+++ Dataset extract +++

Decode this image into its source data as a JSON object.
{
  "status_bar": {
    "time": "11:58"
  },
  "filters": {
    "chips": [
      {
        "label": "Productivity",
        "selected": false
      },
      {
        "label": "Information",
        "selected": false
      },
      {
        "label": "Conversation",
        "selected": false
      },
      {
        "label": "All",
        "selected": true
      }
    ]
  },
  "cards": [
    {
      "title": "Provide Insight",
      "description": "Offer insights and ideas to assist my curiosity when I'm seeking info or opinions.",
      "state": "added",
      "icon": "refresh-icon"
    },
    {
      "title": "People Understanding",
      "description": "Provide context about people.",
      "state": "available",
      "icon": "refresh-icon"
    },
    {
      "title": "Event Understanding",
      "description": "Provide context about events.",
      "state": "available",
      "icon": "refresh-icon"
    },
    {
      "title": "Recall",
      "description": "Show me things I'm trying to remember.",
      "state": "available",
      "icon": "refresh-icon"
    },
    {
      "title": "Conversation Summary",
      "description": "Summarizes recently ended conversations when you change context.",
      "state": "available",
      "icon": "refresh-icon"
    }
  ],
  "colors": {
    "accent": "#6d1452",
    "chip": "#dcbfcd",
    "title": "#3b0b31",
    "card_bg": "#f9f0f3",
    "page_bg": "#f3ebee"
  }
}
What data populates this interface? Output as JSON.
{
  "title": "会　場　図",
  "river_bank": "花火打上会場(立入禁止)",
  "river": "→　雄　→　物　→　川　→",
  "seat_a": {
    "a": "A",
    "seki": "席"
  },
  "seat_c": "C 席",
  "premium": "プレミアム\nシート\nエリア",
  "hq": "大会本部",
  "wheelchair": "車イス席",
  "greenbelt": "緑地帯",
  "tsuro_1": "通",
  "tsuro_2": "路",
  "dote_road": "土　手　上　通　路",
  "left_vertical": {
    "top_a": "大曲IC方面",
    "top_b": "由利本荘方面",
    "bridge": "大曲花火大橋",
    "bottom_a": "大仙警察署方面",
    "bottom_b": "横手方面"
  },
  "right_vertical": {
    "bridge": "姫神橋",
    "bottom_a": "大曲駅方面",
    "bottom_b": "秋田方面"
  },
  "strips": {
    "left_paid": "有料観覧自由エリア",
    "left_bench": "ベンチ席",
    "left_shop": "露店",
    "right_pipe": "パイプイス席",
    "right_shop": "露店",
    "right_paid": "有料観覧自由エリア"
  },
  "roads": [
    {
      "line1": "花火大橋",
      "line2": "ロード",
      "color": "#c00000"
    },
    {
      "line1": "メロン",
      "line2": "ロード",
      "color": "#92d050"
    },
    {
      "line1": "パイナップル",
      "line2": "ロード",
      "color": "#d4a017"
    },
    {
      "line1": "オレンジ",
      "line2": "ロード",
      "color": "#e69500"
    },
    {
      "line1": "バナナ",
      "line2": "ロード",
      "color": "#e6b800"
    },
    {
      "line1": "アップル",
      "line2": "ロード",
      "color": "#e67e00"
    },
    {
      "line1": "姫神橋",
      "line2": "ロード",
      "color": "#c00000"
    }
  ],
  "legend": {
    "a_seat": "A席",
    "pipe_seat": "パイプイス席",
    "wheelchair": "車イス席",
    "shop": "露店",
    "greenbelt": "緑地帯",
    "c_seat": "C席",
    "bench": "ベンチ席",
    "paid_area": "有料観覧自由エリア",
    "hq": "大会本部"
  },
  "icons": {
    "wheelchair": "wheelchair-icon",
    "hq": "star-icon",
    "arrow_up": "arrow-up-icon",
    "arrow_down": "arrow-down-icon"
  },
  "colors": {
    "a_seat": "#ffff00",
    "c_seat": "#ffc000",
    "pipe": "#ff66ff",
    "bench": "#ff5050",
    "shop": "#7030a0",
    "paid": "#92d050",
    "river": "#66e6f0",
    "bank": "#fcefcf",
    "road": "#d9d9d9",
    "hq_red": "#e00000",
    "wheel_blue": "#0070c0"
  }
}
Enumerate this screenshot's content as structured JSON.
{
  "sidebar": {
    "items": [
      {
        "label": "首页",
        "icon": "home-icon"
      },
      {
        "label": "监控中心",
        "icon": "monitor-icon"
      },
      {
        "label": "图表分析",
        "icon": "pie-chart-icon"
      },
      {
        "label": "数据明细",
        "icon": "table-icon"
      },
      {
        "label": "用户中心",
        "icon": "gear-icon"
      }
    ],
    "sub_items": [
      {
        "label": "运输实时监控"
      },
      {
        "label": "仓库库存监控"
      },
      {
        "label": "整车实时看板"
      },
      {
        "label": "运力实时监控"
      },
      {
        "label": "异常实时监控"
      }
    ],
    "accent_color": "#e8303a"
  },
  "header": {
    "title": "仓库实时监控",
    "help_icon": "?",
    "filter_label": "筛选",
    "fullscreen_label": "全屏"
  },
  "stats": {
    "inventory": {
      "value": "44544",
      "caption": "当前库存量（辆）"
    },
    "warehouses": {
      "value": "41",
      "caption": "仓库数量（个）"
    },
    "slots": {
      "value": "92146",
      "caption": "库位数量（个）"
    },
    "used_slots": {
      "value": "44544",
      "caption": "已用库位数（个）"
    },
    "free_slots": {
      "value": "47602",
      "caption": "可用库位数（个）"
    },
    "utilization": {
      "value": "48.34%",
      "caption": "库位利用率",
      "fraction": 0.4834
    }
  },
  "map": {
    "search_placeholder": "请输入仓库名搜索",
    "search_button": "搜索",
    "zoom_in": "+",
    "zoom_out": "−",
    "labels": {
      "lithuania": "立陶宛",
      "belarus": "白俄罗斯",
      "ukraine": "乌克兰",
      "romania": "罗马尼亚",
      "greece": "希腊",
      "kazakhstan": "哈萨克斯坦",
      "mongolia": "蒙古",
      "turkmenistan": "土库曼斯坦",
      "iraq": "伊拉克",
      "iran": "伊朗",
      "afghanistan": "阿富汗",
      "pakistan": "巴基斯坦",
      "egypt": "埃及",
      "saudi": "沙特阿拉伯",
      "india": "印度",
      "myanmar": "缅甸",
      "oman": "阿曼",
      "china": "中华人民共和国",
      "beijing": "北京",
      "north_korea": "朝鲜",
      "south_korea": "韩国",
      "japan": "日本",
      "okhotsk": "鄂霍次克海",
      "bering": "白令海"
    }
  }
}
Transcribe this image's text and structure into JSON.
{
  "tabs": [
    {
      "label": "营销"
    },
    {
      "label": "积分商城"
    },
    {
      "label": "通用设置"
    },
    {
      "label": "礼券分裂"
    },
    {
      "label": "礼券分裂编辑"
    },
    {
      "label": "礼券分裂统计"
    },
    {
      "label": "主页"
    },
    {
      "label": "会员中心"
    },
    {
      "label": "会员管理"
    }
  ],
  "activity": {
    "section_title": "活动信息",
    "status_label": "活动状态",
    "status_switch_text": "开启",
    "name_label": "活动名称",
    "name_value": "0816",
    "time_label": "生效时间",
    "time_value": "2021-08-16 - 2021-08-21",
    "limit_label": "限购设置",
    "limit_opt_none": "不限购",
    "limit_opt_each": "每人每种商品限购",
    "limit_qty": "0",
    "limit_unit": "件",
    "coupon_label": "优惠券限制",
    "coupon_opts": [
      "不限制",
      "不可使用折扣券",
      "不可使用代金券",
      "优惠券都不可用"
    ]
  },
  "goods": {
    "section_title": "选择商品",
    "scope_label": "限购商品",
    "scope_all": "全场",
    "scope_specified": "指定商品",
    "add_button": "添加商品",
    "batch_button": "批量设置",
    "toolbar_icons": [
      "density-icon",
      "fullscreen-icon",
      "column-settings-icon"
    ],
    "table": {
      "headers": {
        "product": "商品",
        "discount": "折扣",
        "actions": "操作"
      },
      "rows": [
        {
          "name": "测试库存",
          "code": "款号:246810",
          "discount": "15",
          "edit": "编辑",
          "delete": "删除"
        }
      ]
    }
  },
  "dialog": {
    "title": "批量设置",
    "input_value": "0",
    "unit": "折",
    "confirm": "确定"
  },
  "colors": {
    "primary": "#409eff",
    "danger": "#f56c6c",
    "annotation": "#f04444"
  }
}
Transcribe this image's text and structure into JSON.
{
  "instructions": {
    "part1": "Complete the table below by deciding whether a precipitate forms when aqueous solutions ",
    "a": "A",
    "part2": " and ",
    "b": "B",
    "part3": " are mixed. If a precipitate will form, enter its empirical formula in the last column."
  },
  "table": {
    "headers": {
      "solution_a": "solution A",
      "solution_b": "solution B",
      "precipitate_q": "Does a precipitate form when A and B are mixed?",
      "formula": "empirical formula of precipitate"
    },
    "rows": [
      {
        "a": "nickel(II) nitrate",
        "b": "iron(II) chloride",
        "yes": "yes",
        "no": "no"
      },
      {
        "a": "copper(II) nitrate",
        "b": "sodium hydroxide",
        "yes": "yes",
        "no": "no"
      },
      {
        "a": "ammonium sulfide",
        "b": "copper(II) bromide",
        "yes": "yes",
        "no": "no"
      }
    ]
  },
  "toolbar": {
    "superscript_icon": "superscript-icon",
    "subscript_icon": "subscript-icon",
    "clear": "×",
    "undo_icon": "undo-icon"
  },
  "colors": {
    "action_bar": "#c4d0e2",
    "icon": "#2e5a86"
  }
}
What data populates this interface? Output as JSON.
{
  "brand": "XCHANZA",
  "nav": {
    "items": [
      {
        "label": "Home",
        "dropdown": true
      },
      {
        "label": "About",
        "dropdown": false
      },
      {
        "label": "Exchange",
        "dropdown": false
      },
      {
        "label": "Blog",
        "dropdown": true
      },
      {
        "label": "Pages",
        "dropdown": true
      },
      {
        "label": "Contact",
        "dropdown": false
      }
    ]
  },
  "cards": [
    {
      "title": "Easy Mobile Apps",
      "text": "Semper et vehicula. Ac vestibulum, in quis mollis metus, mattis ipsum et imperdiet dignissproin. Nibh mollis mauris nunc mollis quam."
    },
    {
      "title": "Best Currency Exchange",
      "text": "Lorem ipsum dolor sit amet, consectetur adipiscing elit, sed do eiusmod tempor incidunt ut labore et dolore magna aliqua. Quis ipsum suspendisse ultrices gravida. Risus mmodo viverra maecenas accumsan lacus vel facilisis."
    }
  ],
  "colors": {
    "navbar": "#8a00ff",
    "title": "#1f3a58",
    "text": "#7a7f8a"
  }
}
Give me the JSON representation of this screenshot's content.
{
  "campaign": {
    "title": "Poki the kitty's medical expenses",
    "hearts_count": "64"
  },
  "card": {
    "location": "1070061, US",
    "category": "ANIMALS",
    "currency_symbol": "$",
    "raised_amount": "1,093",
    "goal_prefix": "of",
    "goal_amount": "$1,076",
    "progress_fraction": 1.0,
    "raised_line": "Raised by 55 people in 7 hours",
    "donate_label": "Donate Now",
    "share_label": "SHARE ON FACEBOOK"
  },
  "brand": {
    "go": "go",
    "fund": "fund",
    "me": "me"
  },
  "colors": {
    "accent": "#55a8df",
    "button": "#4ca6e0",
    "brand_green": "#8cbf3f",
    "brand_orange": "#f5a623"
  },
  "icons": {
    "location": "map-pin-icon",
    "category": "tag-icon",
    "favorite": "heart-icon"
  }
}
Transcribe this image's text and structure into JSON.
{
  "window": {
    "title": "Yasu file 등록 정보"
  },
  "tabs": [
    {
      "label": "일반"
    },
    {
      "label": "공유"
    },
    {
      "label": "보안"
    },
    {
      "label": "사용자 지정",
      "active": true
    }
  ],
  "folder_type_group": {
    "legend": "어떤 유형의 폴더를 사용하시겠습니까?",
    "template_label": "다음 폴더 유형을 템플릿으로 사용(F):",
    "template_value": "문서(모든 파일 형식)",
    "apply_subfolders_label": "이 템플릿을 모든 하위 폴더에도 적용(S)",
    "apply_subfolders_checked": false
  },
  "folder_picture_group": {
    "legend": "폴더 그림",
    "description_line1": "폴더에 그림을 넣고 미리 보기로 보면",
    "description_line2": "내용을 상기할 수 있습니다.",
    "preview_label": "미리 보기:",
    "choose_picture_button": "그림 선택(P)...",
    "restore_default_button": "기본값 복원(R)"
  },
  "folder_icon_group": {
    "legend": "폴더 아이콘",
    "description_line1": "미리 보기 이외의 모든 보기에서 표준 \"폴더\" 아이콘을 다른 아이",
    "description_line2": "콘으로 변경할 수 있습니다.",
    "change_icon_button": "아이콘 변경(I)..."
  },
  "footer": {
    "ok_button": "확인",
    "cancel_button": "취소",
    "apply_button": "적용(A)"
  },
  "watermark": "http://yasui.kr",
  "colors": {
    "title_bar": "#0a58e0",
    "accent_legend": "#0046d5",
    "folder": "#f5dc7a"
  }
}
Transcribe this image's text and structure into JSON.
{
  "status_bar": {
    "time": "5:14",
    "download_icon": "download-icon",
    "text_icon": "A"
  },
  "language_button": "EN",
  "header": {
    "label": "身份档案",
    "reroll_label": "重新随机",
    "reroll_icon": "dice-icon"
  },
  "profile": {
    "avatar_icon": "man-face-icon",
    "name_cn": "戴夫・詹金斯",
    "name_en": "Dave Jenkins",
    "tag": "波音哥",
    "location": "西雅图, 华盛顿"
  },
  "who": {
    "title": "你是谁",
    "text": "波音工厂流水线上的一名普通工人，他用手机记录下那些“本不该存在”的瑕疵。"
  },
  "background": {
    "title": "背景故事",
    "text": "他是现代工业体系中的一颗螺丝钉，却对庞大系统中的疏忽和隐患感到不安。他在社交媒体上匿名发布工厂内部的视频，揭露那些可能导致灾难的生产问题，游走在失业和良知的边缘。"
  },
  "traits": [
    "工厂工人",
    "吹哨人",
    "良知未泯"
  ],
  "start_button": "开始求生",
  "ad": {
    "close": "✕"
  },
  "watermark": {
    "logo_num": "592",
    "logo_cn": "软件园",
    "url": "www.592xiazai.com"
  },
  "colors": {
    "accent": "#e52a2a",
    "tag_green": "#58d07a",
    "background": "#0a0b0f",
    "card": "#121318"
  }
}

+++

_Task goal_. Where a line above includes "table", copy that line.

_Result_.
        "icon": "table-icon"
    "table": {
    "part1": "Complete the table below by deciding whether a precipitate forms when aqueous solutions ",
  "table": {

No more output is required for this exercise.